How to Rise Above Rude Behavior

How to be civil and practice good manners even when you’re tested.

By Judith Martin and P. M. Forni from Reader's Digest

     

    You can come out of the house now: Good manners are back in style. But there’s always going to be someone who will rain on your parade. We consulted Judith Martin (Miss Manners’ Guide to Excruciatingly Correct Behavior) and civility expert P. M. Forni (The Civility Solution: What to Do When People Are Rude) for their tips on how to behave like a human being even when you’re tested.

    How to Rise Above Rude Behavior© 2009 Jupiterimages Corporation

  • 1.

    Presume goodwill.

    “This gives the other person a face-saving way to change his or her behavior. Any diplomat will tell you that the way to negotiate is to give people a graceful way to do what you want them to do,” says Martin.

  • 2.

    Don’t fight rudeness with rudeness.

    “When people encounter rude behavior in others, they often retaliate with rude behavior,” says Martin. “This doubles the amount of rudeness—it doesn’t reduce it.”


  • 3.

    Remain calm.

    “Nowadays, everyone comes out swinging,” says Martin. “[But] we do have to control our tempers—that’s civilization.”


  • 4.

    Practice restraint.

    “If it’s something minor from a stranger, ignore rude behavior,” says Forni. “If it’s from a spouse, friend, or coworker, address it in a polite, clear, positive way.”


  • 5.

    Teach good manners early.

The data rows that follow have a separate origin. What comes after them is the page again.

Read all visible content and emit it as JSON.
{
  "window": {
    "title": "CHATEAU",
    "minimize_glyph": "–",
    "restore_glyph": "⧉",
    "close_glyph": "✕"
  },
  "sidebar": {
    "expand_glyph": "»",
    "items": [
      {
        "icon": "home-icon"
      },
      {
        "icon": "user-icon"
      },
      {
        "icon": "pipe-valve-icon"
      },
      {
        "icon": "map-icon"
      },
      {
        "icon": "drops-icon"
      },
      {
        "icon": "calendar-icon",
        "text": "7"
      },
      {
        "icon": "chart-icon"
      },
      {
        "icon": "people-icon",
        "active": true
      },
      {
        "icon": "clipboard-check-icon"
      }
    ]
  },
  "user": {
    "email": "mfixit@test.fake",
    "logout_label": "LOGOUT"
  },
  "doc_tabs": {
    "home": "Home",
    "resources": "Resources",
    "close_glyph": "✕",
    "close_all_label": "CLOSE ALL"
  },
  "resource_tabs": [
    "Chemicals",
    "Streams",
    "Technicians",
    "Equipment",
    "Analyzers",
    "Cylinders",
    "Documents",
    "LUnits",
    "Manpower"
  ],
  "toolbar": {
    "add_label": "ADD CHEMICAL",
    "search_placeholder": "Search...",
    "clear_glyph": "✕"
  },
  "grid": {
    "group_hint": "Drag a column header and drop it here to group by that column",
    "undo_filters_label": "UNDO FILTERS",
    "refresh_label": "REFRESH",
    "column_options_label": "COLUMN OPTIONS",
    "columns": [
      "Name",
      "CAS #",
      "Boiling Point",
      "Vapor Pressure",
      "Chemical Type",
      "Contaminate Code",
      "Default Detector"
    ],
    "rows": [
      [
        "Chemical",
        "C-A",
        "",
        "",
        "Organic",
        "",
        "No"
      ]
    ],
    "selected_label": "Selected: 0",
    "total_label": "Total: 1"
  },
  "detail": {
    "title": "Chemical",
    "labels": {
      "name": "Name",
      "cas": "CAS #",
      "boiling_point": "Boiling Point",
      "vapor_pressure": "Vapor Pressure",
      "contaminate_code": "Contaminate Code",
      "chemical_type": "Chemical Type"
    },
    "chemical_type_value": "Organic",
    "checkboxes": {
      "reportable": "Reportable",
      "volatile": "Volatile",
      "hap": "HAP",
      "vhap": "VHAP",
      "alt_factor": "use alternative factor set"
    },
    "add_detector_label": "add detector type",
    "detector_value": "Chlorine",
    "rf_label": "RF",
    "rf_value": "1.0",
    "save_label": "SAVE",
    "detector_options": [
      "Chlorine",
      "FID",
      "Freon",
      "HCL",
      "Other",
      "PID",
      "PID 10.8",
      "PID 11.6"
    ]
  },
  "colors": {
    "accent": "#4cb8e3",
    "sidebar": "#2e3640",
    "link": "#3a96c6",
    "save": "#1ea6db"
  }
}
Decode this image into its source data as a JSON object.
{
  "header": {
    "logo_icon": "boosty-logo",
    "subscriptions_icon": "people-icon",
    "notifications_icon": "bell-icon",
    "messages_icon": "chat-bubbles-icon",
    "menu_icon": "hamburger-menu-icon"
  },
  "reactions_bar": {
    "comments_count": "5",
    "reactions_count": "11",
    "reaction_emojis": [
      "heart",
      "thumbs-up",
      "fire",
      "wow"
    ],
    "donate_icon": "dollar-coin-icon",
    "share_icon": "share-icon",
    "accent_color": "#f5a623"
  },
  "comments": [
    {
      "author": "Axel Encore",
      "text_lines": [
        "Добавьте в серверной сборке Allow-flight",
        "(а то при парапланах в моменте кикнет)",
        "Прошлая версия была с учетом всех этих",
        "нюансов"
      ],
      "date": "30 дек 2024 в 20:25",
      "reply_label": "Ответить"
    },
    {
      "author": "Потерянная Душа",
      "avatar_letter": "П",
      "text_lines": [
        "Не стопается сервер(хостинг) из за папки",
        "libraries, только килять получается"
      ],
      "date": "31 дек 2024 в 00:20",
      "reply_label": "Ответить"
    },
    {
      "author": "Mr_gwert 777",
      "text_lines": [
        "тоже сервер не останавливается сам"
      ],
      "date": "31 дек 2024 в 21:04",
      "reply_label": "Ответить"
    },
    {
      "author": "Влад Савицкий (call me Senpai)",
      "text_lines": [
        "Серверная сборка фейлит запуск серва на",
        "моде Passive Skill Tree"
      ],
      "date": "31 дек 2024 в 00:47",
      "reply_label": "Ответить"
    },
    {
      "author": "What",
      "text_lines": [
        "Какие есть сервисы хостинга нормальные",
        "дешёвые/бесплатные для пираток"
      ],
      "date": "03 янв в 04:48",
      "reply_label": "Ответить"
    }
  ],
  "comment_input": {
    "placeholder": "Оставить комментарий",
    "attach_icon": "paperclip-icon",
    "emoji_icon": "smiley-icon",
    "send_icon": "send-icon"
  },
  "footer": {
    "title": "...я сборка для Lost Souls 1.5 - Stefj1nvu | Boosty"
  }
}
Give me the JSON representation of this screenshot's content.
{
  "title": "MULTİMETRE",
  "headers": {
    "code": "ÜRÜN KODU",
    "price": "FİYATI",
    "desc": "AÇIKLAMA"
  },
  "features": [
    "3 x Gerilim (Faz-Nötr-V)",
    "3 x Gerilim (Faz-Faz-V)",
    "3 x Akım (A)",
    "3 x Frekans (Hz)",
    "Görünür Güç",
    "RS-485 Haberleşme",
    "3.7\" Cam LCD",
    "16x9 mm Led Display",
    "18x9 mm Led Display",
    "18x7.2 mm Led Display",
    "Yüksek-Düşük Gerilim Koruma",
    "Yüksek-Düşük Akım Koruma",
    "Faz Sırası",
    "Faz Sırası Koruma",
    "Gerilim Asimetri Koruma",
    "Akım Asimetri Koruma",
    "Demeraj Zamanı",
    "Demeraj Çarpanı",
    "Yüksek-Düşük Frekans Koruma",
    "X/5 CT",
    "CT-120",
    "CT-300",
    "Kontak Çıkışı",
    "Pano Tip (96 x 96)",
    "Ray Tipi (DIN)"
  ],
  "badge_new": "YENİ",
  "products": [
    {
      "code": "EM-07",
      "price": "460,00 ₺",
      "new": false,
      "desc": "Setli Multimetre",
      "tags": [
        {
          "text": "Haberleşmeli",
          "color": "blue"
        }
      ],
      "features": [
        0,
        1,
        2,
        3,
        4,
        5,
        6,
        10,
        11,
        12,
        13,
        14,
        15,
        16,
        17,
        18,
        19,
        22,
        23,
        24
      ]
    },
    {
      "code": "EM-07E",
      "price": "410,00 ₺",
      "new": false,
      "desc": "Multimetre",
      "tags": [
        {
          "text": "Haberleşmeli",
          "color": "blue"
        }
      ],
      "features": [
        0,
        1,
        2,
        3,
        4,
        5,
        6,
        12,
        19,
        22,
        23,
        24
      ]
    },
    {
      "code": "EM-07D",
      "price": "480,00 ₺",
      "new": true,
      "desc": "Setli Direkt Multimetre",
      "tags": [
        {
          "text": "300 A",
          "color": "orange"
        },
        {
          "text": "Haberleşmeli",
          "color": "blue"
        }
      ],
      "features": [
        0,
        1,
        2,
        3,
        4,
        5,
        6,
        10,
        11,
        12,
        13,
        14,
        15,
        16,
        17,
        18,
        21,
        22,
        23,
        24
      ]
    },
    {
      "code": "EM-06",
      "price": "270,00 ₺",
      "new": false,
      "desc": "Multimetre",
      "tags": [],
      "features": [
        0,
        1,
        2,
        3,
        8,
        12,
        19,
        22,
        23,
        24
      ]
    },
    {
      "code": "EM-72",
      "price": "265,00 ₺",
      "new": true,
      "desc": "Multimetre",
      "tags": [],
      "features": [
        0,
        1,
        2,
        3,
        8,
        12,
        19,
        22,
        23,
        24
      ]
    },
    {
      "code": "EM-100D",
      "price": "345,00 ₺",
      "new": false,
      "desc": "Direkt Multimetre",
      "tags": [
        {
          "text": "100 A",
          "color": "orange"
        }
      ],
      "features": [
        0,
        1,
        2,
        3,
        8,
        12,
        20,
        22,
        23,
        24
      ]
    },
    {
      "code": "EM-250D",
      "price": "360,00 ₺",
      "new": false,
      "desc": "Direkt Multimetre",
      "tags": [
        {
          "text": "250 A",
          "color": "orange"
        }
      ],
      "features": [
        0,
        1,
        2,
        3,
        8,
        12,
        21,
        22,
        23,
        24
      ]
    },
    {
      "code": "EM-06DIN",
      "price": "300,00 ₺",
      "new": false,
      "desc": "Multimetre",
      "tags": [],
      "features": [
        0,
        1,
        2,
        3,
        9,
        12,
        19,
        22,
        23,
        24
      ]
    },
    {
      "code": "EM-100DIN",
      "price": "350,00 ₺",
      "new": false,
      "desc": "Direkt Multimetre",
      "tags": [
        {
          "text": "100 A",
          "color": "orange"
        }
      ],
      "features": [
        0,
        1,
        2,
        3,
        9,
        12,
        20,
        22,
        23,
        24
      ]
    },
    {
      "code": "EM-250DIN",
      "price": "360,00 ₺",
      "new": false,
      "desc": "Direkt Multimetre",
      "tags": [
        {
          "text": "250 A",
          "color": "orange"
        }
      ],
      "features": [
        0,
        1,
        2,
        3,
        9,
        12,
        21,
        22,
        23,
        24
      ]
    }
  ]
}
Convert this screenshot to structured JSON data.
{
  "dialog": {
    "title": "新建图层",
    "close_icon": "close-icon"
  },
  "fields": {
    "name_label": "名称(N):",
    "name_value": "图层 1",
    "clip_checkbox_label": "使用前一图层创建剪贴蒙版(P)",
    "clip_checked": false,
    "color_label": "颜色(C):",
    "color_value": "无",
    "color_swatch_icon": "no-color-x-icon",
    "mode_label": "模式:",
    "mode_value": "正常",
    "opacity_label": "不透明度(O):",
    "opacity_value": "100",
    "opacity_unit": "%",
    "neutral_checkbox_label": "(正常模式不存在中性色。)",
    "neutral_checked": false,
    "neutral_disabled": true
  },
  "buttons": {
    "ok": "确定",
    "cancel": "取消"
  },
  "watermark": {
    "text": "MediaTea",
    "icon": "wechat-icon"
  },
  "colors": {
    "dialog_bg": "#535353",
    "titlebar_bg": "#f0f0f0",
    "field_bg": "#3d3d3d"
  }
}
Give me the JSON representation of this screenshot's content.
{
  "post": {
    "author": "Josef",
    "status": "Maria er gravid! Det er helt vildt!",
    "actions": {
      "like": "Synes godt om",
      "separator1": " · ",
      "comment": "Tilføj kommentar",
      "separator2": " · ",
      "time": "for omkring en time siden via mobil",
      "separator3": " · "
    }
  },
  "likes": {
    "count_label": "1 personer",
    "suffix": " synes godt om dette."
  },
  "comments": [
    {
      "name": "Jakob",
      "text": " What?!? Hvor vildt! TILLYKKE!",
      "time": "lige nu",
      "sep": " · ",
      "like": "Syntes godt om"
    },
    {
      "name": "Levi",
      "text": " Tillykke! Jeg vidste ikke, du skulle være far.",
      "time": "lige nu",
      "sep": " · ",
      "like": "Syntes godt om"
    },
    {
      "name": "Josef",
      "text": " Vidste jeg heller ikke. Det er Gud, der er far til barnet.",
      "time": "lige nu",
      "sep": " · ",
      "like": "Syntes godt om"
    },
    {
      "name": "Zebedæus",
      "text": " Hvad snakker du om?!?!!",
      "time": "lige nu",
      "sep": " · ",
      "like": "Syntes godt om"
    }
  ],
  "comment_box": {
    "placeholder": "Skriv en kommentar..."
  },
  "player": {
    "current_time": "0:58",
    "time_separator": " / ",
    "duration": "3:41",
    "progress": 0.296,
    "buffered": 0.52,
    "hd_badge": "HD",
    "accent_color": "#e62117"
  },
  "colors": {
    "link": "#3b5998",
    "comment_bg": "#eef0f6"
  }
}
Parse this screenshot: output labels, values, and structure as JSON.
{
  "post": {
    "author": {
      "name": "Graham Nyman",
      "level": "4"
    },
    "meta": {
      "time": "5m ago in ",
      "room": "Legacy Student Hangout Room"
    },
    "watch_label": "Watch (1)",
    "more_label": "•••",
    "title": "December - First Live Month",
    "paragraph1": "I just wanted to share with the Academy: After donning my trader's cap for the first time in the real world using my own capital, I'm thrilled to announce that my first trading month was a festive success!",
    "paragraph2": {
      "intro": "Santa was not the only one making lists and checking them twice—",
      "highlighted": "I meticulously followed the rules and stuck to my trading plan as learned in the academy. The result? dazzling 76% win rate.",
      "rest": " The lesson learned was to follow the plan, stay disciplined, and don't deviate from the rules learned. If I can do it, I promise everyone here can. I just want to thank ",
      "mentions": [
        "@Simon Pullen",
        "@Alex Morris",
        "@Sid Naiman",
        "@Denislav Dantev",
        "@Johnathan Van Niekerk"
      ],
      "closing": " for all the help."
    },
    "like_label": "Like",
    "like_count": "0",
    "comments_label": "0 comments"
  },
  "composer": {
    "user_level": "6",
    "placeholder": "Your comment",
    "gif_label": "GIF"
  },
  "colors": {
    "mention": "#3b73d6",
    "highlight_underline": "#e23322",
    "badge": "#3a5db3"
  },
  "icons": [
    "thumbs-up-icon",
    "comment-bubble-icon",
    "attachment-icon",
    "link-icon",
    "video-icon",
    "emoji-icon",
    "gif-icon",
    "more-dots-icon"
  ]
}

    “When that’s done,” says Forni, “children are less likely to become narcissistic and abusive adults.”